The ambiance of a speech-laden day woos me into thinking exceptional writing is the winner. As I re-read Martin Luther King, Jr.’s address, my writer’s ear rejoices at his use of repetition and amplification (Margie Lawson teaches us it’s called anaphora). I not only read the words, but my thoughts slow, and I both see and hear him speak each line, hear the response of the crowd, and feel the swell of hope as if I had been there on that summer day in 1963.Let freedom ring from the prodigious hilltops of New Hampshire, Let freedom ring from the mighty mountains of New York, Let freedom ring from the heightening Alleghenies of Pennsylvania, Let freedom ring from the snow-capped Rockies of Colorado, Let freedom ring from the curvaceous slopes of California… But not only that… Let freedom ring from Stone Mountain of Georgia, Let freedom ring from Lookout Mountain of Tennessee, Let freedom ring from every hill and molehill of Mississippi, From every mountainside, let freedom ring.
Yet in fifty years’ time, how many examples of such exceptional, evocative, and provocative writing endure? How many passages can you quote from your favorite book? How many did you even feel like reading more than once?
Lottery drawings happen a couple times each week in more than fifteen major drawings around the globe, and hundreds of smaller ones. Not to mention the lower value (better odds) scratch-off ticket winners. One hundred twenty-seven Powerball winners have claimed payment in the last ten years. Fifteen of them were from Pennsylvania.

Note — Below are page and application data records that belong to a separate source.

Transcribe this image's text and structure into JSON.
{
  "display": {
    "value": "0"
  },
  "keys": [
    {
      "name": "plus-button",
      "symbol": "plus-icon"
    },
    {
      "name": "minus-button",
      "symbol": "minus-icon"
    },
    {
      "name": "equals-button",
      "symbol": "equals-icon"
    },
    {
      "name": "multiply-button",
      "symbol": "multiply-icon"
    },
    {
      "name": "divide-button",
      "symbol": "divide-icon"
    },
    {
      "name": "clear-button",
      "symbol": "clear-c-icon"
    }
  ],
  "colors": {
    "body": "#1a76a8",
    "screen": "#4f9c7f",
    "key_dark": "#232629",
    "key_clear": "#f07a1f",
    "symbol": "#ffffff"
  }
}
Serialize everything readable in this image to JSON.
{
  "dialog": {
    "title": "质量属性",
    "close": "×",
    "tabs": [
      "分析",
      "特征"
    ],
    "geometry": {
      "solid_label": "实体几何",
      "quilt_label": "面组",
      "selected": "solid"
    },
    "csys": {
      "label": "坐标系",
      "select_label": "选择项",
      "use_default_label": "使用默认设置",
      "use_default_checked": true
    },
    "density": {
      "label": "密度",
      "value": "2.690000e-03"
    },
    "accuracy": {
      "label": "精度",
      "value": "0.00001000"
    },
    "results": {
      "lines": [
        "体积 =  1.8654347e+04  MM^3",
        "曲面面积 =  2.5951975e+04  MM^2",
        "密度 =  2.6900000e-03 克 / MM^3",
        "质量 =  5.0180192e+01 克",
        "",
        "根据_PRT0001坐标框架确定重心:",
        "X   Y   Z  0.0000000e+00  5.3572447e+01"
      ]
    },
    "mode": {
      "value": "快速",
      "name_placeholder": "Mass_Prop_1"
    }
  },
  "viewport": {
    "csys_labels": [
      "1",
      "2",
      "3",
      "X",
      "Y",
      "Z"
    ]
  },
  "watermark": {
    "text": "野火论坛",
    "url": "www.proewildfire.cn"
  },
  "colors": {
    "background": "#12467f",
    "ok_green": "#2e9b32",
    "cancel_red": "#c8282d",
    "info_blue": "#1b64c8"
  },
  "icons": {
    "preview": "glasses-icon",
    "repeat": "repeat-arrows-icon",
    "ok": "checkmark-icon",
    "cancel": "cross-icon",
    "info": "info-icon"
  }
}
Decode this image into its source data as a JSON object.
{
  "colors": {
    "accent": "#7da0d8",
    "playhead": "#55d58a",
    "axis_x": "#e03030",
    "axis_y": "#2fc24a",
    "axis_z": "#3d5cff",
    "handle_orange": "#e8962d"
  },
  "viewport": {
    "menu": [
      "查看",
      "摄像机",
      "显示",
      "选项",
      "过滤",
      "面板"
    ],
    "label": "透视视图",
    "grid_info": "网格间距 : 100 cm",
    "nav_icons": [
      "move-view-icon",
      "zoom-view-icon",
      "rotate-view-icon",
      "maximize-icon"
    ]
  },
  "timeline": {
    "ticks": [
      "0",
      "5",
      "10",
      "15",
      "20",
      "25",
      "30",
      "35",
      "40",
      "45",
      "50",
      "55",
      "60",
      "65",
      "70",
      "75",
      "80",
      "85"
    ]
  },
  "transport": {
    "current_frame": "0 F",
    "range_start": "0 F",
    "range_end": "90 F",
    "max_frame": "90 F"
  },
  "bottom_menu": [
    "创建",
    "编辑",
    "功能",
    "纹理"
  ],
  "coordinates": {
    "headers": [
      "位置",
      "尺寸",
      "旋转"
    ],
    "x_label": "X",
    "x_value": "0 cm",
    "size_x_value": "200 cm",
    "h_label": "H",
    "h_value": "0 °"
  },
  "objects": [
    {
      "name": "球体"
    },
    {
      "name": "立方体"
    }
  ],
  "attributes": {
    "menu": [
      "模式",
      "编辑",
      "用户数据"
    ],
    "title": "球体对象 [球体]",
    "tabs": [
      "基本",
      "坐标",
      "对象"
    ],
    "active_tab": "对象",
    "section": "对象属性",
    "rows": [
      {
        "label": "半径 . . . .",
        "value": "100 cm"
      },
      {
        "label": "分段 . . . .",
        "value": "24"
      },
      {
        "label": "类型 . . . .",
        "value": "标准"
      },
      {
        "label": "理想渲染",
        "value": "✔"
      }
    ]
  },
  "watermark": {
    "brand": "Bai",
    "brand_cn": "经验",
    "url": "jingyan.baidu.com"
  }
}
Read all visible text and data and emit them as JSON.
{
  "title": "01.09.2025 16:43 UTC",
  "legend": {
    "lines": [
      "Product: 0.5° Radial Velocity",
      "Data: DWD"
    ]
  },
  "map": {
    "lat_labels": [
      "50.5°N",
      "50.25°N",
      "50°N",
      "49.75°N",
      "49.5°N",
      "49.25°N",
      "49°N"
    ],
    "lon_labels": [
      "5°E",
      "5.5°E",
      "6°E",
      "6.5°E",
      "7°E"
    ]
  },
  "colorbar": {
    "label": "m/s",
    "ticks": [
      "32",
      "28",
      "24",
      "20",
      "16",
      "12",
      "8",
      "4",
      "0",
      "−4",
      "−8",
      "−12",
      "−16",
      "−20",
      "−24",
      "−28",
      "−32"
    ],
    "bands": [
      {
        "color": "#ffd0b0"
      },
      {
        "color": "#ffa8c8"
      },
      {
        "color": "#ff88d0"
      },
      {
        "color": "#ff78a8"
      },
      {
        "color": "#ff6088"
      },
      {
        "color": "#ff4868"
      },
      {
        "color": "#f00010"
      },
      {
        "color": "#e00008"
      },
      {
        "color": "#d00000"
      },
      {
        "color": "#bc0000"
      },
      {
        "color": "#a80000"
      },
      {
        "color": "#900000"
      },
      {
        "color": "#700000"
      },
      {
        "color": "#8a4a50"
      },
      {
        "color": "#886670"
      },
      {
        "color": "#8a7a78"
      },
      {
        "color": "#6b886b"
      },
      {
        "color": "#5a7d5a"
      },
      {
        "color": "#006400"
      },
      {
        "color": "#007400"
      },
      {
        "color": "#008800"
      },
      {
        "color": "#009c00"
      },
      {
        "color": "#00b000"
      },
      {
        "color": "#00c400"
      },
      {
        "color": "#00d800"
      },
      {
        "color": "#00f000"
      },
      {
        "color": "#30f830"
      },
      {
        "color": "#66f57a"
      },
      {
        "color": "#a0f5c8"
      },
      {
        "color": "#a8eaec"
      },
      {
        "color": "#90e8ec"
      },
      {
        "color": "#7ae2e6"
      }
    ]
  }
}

My fortune cookie at lunch read: The finest eloquence is that which gets things done. Instead of trying to write a powerful and inspirational piece for you today, I’m going to go buy a lottery ticket and split the winnings with you if we hit it big.